The IRS is giving a break to people who owed too much money when they filed their income returns in the first year a tax-code overhaul took effect.
The agency said Wednesday it wouldn’t impose a tax penalty on more than 400,000 taxpayers who didn’t seek the penalty waiver when they filed.
People who haven’t paid at least 90% of their federal tax bill come tax season can be penalized for paying too little up to that point.
The Tax Cuts and Jobs Act of 2017 set up new tax withholding tables, but many consumers never updated how much the feds would take out of their paycheck. Without the adjustment, many were paying too little and facing the possibility of a penalty on top of their tax bill.
The IRS lowered the penalty threshold to 85% in January and reduced it to 80% in March, recognizing many taxpayers were making a rough transition to the new tax rules. The 90% penalty threshold is back in effect for the coming year, the IRS noted.
The waiver on the underpayment penalty will be applied automatically, so taxpayers don’t have to contact the IRS to request the relief. The IRS will send notices to eligible taxpayers and reimburse people who already paid the penalty.
IRS Commissioner Chuck Rettig said the waiver announced Wednesday “is designed to provide relief to any person who filed too early to take advantage of the waiver or was unaware of it when they filed.”
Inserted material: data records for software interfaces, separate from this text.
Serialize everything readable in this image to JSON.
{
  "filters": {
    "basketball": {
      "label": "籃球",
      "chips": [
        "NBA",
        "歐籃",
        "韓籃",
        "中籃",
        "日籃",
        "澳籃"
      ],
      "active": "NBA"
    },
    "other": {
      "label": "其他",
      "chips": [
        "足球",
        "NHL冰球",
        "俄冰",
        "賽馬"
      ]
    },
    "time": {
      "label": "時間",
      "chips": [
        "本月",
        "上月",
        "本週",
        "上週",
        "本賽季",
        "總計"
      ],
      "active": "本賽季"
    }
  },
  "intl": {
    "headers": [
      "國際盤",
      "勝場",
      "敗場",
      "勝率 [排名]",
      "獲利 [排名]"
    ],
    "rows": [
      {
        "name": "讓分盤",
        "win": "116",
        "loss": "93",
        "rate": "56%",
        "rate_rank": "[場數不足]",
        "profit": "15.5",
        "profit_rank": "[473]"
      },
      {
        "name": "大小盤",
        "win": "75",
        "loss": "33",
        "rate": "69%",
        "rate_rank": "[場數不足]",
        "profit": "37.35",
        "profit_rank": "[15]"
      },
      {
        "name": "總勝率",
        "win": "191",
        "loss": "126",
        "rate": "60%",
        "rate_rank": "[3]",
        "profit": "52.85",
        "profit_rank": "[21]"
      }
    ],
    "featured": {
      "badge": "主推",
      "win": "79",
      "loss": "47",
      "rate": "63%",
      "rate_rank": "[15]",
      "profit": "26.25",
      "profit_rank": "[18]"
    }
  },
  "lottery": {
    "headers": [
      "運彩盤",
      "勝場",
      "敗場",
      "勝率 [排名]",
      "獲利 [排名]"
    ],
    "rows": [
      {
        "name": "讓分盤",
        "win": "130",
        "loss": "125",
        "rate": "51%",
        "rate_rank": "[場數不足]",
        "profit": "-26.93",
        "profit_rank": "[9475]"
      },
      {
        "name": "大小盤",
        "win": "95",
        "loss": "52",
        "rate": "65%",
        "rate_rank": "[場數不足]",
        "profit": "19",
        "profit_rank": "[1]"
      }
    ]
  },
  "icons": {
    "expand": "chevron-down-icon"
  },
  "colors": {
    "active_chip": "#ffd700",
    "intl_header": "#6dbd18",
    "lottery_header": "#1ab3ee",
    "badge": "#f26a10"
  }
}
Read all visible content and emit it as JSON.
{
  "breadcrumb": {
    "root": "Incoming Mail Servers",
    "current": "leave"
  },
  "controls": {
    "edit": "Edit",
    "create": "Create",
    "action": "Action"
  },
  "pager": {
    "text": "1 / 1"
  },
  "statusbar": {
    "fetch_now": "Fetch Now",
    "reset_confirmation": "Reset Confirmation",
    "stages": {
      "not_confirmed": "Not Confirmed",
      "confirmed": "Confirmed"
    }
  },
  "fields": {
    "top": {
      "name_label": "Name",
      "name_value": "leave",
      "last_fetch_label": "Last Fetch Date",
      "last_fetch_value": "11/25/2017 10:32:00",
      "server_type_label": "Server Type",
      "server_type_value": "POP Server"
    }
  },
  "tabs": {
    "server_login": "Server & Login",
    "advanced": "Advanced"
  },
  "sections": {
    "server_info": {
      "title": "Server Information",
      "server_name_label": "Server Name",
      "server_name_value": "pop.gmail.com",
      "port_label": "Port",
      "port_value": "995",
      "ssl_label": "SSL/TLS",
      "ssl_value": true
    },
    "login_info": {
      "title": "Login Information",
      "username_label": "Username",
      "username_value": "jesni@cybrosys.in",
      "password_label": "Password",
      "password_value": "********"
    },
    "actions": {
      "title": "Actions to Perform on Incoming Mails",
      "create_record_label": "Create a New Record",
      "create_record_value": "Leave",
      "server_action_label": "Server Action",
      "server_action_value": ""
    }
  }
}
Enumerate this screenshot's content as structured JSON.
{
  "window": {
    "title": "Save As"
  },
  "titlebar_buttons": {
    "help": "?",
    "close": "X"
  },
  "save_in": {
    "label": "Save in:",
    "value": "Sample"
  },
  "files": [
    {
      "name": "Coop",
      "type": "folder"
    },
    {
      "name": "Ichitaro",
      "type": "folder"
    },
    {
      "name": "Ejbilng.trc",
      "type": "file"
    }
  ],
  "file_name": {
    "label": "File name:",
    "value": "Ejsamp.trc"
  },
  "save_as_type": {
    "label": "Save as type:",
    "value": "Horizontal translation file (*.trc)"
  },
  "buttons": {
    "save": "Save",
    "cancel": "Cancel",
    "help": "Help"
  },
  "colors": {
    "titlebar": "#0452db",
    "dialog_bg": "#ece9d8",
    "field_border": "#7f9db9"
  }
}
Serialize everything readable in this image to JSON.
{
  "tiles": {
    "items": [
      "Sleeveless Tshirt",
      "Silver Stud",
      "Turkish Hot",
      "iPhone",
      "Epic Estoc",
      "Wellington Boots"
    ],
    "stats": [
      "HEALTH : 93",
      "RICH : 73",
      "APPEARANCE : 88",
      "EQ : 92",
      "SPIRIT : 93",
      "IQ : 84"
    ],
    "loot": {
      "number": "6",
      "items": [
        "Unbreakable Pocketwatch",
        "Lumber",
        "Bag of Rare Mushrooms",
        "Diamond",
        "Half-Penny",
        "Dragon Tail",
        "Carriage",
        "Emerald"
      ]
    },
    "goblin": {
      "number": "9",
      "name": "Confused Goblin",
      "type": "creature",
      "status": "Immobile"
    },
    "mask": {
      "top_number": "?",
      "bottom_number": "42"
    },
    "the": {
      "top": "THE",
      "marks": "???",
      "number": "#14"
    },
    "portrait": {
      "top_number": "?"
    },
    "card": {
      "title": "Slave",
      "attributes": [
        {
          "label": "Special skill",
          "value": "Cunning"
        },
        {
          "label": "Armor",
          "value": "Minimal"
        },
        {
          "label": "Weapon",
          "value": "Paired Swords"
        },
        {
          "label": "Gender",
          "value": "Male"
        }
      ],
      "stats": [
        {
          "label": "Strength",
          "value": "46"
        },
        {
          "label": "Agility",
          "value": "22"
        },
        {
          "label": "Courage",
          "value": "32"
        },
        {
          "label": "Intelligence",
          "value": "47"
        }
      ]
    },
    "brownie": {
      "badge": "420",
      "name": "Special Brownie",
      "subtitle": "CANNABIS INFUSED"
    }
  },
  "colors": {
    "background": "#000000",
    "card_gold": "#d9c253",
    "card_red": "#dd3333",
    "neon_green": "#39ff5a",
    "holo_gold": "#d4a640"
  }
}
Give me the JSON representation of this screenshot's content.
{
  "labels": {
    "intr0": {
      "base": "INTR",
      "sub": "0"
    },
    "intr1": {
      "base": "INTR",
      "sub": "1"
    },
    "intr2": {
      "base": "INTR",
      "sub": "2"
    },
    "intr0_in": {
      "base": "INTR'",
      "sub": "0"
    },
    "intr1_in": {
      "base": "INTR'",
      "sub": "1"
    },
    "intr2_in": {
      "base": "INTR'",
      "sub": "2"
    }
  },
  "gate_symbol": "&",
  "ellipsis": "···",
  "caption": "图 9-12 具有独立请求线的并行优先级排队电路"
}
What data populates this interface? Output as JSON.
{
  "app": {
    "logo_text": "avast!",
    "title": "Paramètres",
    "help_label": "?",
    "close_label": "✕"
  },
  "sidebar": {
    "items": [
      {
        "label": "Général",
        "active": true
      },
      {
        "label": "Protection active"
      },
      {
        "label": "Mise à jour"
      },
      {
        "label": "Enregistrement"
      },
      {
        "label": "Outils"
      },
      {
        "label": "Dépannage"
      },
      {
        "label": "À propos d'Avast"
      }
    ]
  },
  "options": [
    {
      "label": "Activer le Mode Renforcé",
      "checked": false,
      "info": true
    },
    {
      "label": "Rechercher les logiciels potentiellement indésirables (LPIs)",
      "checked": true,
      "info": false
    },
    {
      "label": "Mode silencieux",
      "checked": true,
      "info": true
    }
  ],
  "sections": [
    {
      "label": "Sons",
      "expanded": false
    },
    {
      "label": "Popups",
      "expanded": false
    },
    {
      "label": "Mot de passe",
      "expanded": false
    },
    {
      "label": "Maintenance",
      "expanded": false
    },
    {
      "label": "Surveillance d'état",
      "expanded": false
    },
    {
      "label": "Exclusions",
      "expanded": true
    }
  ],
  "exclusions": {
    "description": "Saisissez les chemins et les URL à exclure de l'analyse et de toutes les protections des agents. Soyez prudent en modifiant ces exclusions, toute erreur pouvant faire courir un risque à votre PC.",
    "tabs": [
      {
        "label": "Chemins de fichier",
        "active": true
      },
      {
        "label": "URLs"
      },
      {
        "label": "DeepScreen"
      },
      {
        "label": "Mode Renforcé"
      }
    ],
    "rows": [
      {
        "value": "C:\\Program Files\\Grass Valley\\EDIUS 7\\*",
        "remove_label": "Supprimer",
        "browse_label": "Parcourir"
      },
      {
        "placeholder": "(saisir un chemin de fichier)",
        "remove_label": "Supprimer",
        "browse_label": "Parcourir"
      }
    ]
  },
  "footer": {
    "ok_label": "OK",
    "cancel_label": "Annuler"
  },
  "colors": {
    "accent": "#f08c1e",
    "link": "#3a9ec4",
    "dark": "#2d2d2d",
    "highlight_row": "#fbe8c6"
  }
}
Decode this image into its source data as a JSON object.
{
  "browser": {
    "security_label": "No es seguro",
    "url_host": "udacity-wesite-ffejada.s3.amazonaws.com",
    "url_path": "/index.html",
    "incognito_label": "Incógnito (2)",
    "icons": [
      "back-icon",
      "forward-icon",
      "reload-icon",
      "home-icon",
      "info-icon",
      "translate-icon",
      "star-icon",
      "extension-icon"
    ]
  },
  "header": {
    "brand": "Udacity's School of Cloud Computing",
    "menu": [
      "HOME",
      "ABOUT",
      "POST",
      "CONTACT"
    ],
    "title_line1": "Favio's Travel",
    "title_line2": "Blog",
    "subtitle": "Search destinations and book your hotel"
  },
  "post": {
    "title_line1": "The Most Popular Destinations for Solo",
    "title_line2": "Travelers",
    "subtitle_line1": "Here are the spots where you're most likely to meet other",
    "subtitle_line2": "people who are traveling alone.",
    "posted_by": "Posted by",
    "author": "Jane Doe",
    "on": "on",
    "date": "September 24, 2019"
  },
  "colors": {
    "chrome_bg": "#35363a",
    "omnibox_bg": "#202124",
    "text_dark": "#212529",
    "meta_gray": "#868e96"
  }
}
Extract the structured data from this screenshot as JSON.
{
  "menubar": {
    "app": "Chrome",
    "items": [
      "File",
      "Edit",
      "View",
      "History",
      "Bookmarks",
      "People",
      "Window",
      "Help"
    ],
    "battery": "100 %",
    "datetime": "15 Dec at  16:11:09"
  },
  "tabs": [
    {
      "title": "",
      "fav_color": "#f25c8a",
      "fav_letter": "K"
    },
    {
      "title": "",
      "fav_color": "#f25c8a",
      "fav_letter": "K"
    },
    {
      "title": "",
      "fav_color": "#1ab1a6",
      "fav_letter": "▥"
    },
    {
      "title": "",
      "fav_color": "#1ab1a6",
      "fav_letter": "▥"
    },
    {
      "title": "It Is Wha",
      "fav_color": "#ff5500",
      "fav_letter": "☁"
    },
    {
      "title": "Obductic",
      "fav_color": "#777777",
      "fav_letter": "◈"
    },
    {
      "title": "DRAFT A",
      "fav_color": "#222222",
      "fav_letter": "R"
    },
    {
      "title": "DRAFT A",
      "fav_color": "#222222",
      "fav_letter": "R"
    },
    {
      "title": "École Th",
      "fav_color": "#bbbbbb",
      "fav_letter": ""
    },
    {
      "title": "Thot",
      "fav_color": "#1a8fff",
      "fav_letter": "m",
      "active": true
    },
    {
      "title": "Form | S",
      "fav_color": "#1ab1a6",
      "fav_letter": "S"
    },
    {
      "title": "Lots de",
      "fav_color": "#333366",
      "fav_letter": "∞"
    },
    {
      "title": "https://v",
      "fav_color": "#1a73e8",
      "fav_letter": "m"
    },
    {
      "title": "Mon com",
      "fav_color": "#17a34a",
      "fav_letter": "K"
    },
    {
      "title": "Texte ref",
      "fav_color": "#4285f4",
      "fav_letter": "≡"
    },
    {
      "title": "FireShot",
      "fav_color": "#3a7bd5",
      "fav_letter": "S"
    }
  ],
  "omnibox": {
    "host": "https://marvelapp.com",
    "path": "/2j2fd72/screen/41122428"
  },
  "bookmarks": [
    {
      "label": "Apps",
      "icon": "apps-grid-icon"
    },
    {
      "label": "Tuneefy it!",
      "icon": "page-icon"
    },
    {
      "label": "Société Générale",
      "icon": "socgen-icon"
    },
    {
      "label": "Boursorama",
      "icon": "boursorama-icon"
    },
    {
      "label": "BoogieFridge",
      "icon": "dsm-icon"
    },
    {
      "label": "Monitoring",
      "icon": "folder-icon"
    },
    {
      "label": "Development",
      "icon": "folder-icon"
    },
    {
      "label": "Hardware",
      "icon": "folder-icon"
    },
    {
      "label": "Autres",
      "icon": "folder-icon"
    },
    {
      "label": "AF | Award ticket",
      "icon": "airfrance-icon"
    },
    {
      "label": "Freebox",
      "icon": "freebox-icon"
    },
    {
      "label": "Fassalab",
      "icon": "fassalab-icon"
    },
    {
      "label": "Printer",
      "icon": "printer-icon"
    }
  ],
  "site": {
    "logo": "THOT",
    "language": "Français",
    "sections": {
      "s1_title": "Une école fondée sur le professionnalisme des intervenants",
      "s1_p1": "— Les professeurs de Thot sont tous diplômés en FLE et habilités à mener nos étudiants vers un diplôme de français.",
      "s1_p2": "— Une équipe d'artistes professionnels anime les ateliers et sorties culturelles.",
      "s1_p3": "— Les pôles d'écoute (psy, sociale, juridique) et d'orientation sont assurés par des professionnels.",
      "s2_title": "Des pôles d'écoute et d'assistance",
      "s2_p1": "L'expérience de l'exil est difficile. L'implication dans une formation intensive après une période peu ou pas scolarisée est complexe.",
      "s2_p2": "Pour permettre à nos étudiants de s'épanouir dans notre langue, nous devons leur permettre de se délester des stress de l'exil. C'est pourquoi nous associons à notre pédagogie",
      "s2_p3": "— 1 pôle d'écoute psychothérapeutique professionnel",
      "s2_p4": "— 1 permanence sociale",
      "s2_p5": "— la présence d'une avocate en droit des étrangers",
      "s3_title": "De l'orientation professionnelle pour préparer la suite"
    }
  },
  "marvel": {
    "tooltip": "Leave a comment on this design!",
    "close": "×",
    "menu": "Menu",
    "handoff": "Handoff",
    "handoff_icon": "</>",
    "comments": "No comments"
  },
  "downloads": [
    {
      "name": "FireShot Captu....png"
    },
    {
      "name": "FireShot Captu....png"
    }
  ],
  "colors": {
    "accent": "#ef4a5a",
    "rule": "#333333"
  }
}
The new tax code lowered tax bills as whole. Overall liability for individual taxpayers was $1.048 trillion this year, compared to $1.113 trillion one year earlier, according to IRS data released last month.
Nevertheless, out-of-date withholdings could have caused many taxpayers to flip from refunds in 2017 to tax bills in 2018. Unadjusted withholdings also caused many people to receive underwhelming refunds, experts said.
In December, the tax-preparation company H&R Block HRB, +0.52% said 19% of survey participants updated their paycheck withholding after the new law took effect.
The average 2019 refund was $2,729, while the average 2018 refund was $2,778, according to IRS statistics from May.